I self-prescribe time outside, both preventatively and curatively, and have reaped the benefits. I know it helps, but why does it feel so good to get out?
There’s science behind why we love to sniff things out there, taking in all the spicy, clean, rich, green, cool and warm scents. Trees and plants release phytoncides which are antimicrobial volatile substances designed to protect them from harm. Spending time inhaling these chemicals causes a bodily response increasing natural killer cells, which are those that attack cancer and virus infected cells.
Along with everything listed below, the resulting enhanced immune function is part of why sucking in a chest full of sweet, fresh air feels so good. The invigorating feeling is like none other. Often after a walk I feel motivated, alive and refreshed. Again, I’m not alone: reduced fatigue and confusion is seen as a benefit of getting outdoors too, thanks in part to natural aromas and the other sensory stimulating aspects of the wild.

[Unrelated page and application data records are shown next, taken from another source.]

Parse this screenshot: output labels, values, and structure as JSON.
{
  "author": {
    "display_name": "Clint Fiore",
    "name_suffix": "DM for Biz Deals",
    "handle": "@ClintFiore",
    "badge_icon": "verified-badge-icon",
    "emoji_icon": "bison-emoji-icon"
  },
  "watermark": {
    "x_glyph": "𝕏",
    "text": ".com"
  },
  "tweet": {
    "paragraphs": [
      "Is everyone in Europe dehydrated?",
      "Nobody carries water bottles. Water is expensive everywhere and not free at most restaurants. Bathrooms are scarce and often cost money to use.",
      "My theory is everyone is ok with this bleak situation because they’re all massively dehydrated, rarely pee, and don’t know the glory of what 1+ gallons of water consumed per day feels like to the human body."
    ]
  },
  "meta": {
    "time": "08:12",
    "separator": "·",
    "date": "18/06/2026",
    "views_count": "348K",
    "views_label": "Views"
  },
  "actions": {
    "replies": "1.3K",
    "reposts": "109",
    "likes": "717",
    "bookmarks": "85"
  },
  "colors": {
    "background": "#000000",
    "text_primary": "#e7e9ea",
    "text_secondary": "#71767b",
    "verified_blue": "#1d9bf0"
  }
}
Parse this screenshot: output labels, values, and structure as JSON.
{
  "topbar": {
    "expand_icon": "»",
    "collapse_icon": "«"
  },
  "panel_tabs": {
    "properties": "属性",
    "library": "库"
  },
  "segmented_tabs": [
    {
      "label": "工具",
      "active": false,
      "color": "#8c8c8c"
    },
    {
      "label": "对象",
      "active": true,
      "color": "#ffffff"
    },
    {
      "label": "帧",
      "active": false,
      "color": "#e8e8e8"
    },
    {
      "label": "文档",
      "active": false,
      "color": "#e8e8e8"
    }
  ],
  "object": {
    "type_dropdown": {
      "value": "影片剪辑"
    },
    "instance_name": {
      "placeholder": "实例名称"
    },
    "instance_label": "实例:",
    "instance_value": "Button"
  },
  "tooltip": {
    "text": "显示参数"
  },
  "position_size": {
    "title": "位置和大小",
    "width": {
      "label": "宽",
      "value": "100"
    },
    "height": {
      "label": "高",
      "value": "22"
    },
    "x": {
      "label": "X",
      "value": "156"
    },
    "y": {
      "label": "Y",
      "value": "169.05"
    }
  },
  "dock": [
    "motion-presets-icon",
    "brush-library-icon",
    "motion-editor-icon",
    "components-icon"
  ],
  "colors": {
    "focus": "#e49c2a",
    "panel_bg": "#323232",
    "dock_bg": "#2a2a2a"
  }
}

Nature helps shift us into parasympathetic activity and decreases cortisol (stress hormone) levels. Parasympathetic activity is the body at rest, where it keeps itself busy metabolizing, digesting and relaxing. The opposite, sympathetic nervous activity, is our bodies response to stressors. Our daily lives are full of them, sending us into fight or flight mode. Sometimes it can be hard to let go of the tension and worry, because the way our body responds is an involuntary product of our surroundings. After spending some time basking in the sun or strolling through the forest, I can feel the tension melt and flow out of my body, to be absorbed by the mosses or carried away on the wind.
It can be hard to stay focused and motivated throughout a day. Working or learning from home is especially tough on concentration. If you feel like you are scrambling through sliding shale out of a mental slump and losing ground, wrangle a walk or similar outdoor activity into your day. Studies show nature can restore attention and increase our capacity to focus.
Spending time in natural environments can be correlated with reduced symptoms in children with ADHD, with studies citing “the greener a child’s typical play settings, the less severe his or her general symptoms.”
Although my baby is a smiley companion, his wordless vocabulary means our shared hours through the day and night don’t quite count as social interactions. That’s where hiking with others comes in. The promise of views and fresh air is easy bait, and generally results in time with a speaking human.
A love for blue skies, views and pretty things is universal, so its easy to find things to talk about. Both lighthearted and serious chats happen while walking side by side.
There are no awkward silences. Rather, they are comfortable and natural, especially during elevation gains when laboured breathing makes words hard to come by. Of all the activities I do with family and friends, getting out into nature seems to facilitate some of the best social interaction and strengthens ties.
Again, this isn’t limited to my experience. Studies show time in the wild during the school day improves children’s relationships with their teachers and classmates. Not only does nature play improve confidence and skill, it paves the way to genuine connection.
Human to human connection isn’t the only result of time outdoors. Have you ever heard of biophilia? It describes that potent feeling and need to connect with the wild and was a term I was very excited to discover. Experiences in and with nature fosters an intense bond with the creatures, flora and beauty, and is why we care about nature at all. Earth is an amazing place, and when you witness some of the wonders it produces, from the ant carrying away a proportionally massive chunk of your granola bar to the rich, saturated sunset sky, you can’t help but feel positive emotions. A powerful one, genuine awe, is that overwhelming feeling in short supply in our day to day, but an infinite outdoor resource.
Getting outdoors won’t fix the hard things you are going through. But during the hardest moments of my life, getting outdoors helped me get away for a moment, process, distract, get some perspective and return with a fresh and sunnier outlook. If nothing else, the solitude of the wilderness and a good workout gave me room to get rid of a few of those bottled-up emotions.
What does nature do for you?